[Data about app and page elements]

- - - - -

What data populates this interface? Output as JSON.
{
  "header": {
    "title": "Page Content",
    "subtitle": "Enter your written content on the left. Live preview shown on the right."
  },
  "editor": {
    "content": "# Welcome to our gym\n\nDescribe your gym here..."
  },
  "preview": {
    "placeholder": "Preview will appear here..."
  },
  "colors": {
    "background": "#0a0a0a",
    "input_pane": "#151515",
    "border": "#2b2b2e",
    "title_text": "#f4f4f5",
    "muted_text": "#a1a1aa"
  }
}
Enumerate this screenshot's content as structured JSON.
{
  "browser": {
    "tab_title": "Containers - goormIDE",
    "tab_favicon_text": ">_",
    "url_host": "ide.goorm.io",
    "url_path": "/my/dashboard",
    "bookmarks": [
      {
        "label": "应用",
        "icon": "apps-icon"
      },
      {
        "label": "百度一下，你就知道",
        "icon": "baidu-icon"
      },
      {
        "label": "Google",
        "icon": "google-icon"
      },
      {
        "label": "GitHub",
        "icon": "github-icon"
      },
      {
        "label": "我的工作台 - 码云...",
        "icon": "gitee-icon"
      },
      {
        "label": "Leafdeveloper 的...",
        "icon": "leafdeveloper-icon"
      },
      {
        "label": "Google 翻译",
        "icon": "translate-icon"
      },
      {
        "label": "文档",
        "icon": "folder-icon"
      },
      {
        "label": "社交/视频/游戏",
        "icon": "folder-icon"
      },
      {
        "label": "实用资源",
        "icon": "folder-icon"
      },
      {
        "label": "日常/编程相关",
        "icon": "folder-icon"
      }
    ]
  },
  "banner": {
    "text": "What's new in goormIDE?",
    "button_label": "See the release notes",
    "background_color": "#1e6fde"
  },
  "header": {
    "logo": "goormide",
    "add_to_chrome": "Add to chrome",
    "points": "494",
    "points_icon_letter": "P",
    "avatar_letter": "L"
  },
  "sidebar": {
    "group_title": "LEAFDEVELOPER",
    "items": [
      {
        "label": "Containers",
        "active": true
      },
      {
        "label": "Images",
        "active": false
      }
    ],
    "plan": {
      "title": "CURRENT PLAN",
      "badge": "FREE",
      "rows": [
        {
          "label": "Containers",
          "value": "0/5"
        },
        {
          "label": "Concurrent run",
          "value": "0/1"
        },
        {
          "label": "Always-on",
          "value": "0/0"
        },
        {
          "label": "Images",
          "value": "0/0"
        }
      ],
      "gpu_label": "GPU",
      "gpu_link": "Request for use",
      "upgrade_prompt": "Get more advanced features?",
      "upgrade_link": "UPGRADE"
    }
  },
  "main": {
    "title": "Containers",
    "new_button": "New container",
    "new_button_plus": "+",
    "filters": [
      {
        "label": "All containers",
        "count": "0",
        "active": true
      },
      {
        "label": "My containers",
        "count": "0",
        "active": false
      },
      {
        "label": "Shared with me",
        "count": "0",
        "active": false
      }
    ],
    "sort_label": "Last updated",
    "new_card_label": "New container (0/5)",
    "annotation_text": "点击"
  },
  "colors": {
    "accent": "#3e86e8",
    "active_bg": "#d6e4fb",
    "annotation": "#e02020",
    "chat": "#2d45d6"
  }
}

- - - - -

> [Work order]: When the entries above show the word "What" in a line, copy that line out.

> [Your response]:
What data populates this interface? Output as JSON.
    "text": "What's new in goormIDE?",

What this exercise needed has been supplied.